WHAT IS EXPECTED
Every line of the data below is to be given again as it appears, with the images removed.

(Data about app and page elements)
────

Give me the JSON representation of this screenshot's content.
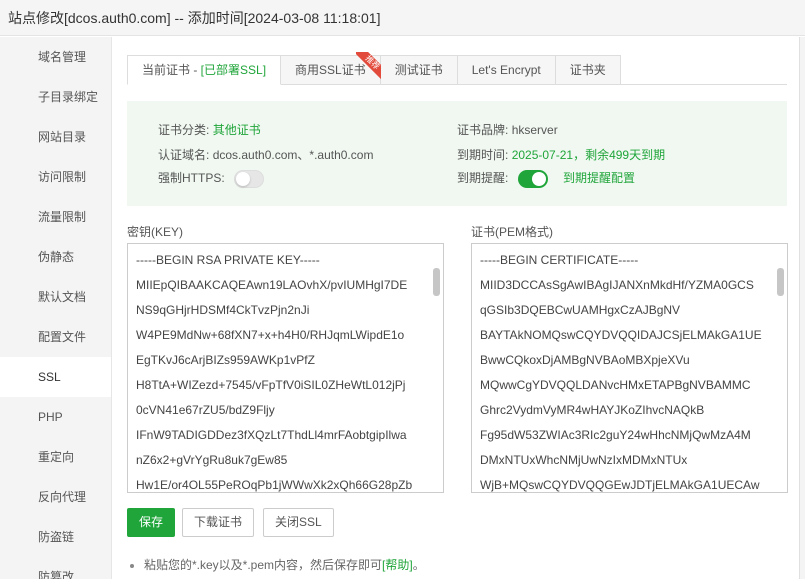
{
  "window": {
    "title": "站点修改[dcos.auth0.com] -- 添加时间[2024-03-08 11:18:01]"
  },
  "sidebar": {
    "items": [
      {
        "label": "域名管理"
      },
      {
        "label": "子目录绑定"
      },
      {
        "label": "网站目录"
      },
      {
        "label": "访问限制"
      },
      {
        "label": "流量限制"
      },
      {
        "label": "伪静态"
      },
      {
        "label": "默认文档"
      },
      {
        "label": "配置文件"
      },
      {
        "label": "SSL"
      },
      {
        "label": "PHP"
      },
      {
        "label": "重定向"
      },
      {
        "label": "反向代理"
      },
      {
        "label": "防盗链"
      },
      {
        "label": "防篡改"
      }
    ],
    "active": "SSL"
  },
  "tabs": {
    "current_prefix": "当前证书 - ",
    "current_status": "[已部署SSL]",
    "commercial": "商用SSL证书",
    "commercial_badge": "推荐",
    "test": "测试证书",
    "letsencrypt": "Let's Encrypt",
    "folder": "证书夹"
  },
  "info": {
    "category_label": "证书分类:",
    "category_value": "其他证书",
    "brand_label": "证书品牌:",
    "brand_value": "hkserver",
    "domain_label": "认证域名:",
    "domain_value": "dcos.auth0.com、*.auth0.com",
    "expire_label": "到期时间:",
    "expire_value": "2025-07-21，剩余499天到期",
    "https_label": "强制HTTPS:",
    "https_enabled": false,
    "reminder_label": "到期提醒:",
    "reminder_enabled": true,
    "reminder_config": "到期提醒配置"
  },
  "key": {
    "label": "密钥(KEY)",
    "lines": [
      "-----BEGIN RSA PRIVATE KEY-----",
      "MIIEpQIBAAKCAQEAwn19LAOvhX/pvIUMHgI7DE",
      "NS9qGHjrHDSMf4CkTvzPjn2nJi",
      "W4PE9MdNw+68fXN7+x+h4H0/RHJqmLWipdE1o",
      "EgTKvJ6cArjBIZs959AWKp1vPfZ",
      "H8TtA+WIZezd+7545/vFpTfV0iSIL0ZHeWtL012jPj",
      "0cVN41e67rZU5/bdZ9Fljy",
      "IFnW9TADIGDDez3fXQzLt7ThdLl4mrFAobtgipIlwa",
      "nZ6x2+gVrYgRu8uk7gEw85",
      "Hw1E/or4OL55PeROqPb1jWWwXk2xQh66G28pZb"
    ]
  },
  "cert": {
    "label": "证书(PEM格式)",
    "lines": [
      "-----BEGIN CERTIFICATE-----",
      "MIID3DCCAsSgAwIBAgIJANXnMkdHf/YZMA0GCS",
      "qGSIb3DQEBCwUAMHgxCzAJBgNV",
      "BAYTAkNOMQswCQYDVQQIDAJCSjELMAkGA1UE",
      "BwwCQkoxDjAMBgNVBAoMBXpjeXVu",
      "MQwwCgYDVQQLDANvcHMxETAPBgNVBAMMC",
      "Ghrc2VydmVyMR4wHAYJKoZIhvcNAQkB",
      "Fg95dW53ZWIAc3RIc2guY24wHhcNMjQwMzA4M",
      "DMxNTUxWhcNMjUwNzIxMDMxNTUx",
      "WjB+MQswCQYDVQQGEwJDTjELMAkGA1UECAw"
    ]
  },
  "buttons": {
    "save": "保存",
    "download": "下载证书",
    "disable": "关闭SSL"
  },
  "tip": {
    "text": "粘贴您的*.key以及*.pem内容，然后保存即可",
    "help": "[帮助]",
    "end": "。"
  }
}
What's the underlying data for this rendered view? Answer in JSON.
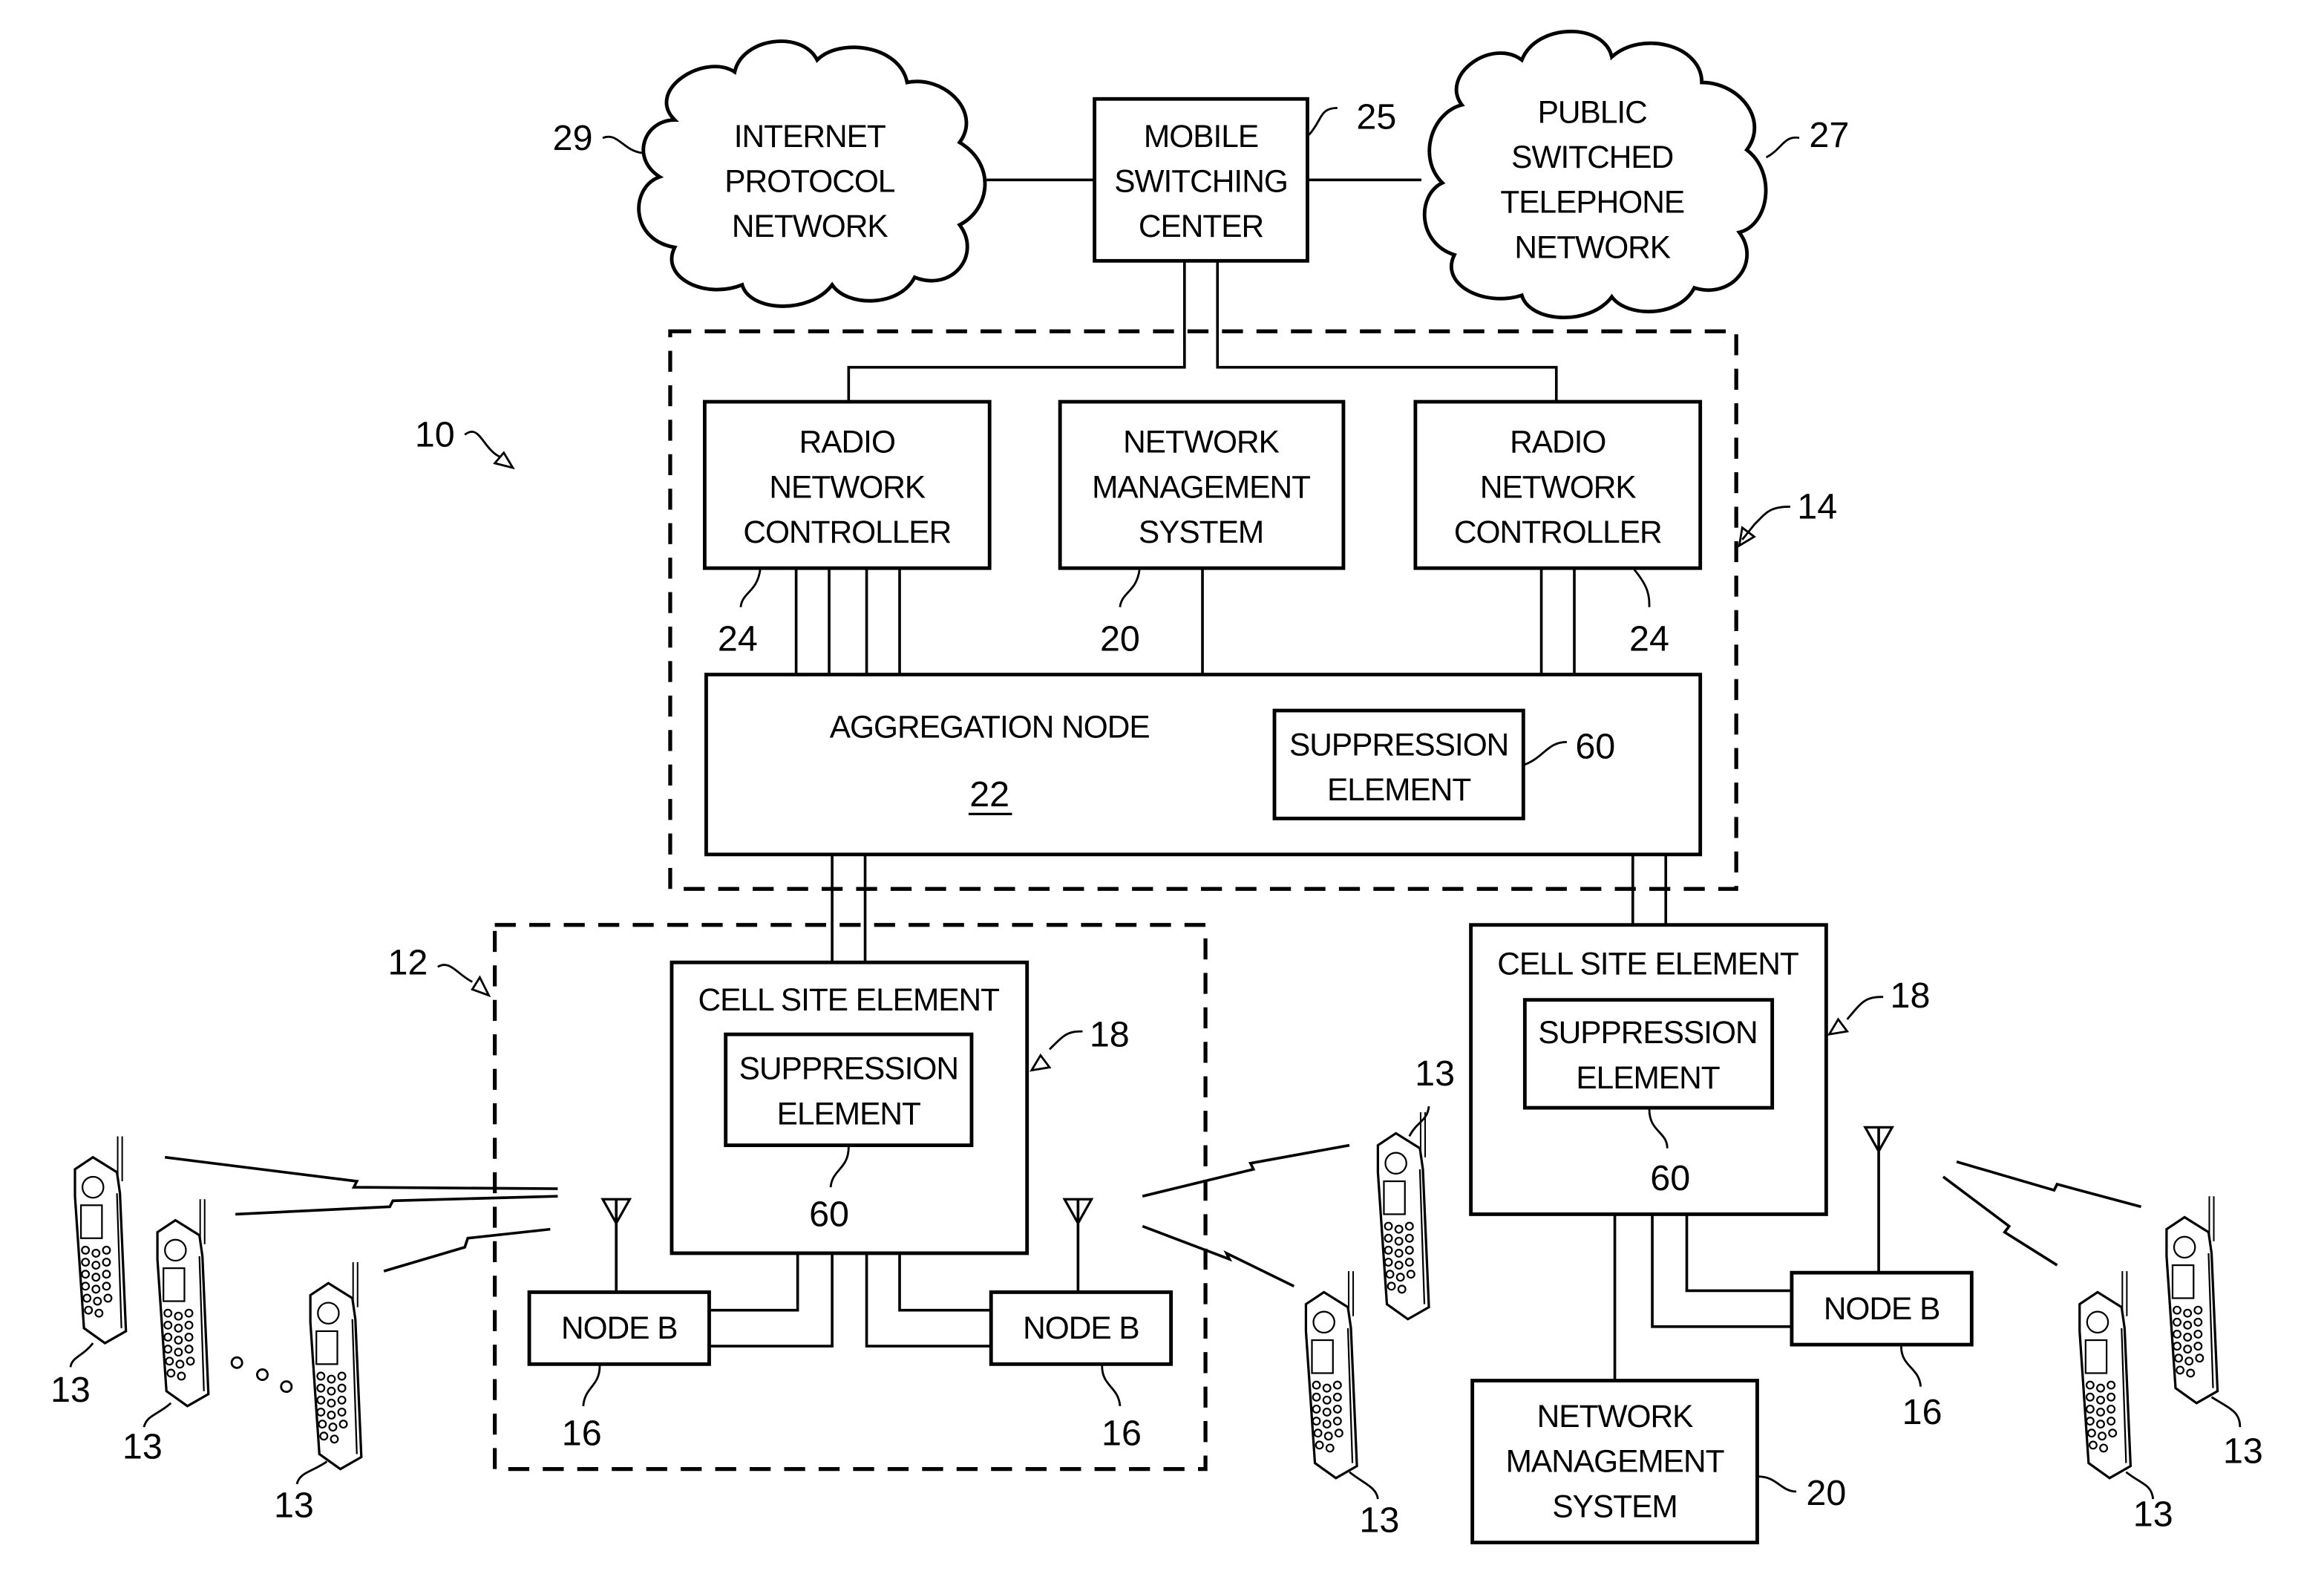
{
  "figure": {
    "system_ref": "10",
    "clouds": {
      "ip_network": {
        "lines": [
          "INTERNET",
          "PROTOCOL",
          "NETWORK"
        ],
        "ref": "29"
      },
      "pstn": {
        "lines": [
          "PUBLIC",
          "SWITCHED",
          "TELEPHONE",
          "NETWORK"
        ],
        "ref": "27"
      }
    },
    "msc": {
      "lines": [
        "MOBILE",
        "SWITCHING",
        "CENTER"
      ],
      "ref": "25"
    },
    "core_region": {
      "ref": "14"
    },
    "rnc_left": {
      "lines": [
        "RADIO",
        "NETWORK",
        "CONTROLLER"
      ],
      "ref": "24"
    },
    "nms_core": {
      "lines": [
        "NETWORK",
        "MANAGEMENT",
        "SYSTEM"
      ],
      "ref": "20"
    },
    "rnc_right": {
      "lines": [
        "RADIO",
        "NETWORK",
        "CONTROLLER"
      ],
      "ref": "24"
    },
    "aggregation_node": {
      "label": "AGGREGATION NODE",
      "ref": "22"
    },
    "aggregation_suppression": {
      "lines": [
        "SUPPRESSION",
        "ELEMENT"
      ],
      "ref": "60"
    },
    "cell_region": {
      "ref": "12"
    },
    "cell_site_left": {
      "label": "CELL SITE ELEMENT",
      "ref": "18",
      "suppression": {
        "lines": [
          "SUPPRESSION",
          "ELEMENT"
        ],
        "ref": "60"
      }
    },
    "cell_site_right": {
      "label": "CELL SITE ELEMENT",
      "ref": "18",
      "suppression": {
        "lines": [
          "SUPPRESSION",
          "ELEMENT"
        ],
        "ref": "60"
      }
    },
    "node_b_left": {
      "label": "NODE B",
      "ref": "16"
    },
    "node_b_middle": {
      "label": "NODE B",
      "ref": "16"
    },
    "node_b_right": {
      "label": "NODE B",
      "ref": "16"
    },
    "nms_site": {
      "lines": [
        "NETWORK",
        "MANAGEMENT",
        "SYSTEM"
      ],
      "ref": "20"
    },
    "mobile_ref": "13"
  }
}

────

YOUR SOLUTION
Give me the JSON representation of this screenshot's content.
{
  "window": {
    "title": "站点修改[dcos.auth0.com] -- 添加时间[2024-03-08 11:18:01]"
  },
  "sidebar": {
    "items": [
      {
        "label": "域名管理"
      },
      {
        "label": "子目录绑定"
      },
      {
        "label": "网站目录"
      },
      {
        "label": "访问限制"
      },
      {
        "label": "流量限制"
      },
      {
        "label": "伪静态"
      },
      {
        "label": "默认文档"
      },
      {
        "label": "配置文件"
      },
      {
        "label": "SSL"
      },
      {
        "label": "PHP"
      },
      {
        "label": "重定向"
      },
      {
        "label": "反向代理"
      },
      {
        "label": "防盗链"
      },
      {
        "label": "防篡改"
      }
    ],
    "active": "SSL"
  },
  "tabs": {
    "current_prefix": "当前证书 - ",
    "current_status": "[已部署SSL]",
    "commercial": "商用SSL证书",
    "commercial_badge": "推荐",
    "test": "测试证书",
    "letsencrypt": "Let's Encrypt",
    "folder": "证书夹"
  },
  "info": {
    "category_label": "证书分类:",
    "category_value": "其他证书",
    "brand_label": "证书品牌:",
    "brand_value": "hkserver",
    "domain_label": "认证域名:",
    "domain_value": "dcos.auth0.com、*.auth0.com",
    "expire_label": "到期时间:",
    "expire_value": "2025-07-21，剩余499天到期",
    "https_label": "强制HTTPS:",
    "https_enabled": false,
    "reminder_label": "到期提醒:",
    "reminder_enabled": true,
    "reminder_config": "到期提醒配置"
  },
  "key": {
    "label": "密钥(KEY)",
    "lines": [
      "-----BEGIN RSA PRIVATE KEY-----",
      "MIIEpQIBAAKCAQEAwn19LAOvhX/pvIUMHgI7DE",
      "NS9qGHjrHDSMf4CkTvzPjn2nJi",
      "W4PE9MdNw+68fXN7+x+h4H0/RHJqmLWipdE1o",
      "EgTKvJ6cArjBIZs959AWKp1vPfZ",
      "H8TtA+WIZezd+7545/vFpTfV0iSIL0ZHeWtL012jPj",
      "0cVN41e67rZU5/bdZ9Fljy",
      "IFnW9TADIGDDez3fXQzLt7ThdLl4mrFAobtgipIlwa",
      "nZ6x2+gVrYgRu8uk7gEw85",
      "Hw1E/or4OL55PeROqPb1jWWwXk2xQh66G28pZb"
    ]
  },
  "cert": {
    "label": "证书(PEM格式)",
    "lines": [
      "-----BEGIN CERTIFICATE-----",
      "MIID3DCCAsSgAwIBAgIJANXnMkdHf/YZMA0GCS",
      "qGSIb3DQEBCwUAMHgxCzAJBgNV",
      "BAYTAkNOMQswCQYDVQQIDAJCSjELMAkGA1UE",
      "BwwCQkoxDjAMBgNVBAoMBXpjeXVu",
      "MQwwCgYDVQQLDANvcHMxETAPBgNVBAMMC",
      "Ghrc2VydmVyMR4wHAYJKoZIhvcNAQkB",
      "Fg95dW53ZWIAc3RIc2guY24wHhcNMjQwMzA4M",
      "DMxNTUxWhcNMjUwNzIxMDMxNTUx",
      "WjB+MQswCQYDVQQGEwJDTjELMAkGA1UECAw"
    ]
  },
  "buttons": {
    "save": "保存",
    "download": "下载证书",
    "disable": "关闭SSL"
  },
  "tip": {
    "text": "粘贴您的*.key以及*.pem内容，然后保存即可",
    "help": "[帮助]",
    "end": "。"
  }
}
What's the underlying data for this rendered view? Answer in JSON.
{
  "figure": {
    "system_ref": "10",
    "clouds": {
      "ip_network": {
        "lines": [
          "INTERNET",
          "PROTOCOL",
          "NETWORK"
        ],
        "ref": "29"
      },
      "pstn": {
        "lines": [
          "PUBLIC",
          "SWITCHED",
          "TELEPHONE",
          "NETWORK"
        ],
        "ref": "27"
      }
    },
    "msc": {
      "lines": [
        "MOBILE",
        "SWITCHING",
        "CENTER"
      ],
      "ref": "25"
    },
    "core_region": {
      "ref": "14"
    },
    "rnc_left": {
      "lines": [
        "RADIO",
        "NETWORK",
        "CONTROLLER"
      ],
      "ref": "24"
    },
    "nms_core": {
      "lines": [
        "NETWORK",
        "MANAGEMENT",
        "SYSTEM"
      ],
      "ref": "20"
    },
    "rnc_right": {
      "lines": [
        "RADIO",
        "NETWORK",
        "CONTROLLER"
      ],
      "ref": "24"
    },
    "aggregation_node": {
      "label": "AGGREGATION NODE",
      "ref": "22"
    },
    "aggregation_suppression": {
      "lines": [
        "SUPPRESSION",
        "ELEMENT"
      ],
      "ref": "60"
    },
    "cell_region": {
      "ref": "12"
    },
    "cell_site_left": {
      "label": "CELL SITE ELEMENT",
      "ref": "18",
      "suppression": {
        "lines": [
          "SUPPRESSION",
          "ELEMENT"
        ],
        "ref": "60"
      }
    },
    "cell_site_right": {
      "label": "CELL SITE ELEMENT",
      "ref": "18",
      "suppression": {
        "lines": [
          "SUPPRESSION",
          "ELEMENT"
        ],
        "ref": "60"
      }
    },
    "node_b_left": {
      "label": "NODE B",
      "ref": "16"
    },
    "node_b_middle": {
      "label": "NODE B",
      "ref": "16"
    },
    "node_b_right": {
      "label": "NODE B",
      "ref": "16"
    },
    "nms_site": {
      "lines": [
        "NETWORK",
        "MANAGEMENT",
        "SYSTEM"
      ],
      "ref": "20"
    },
    "mobile_ref": "13"
  }
}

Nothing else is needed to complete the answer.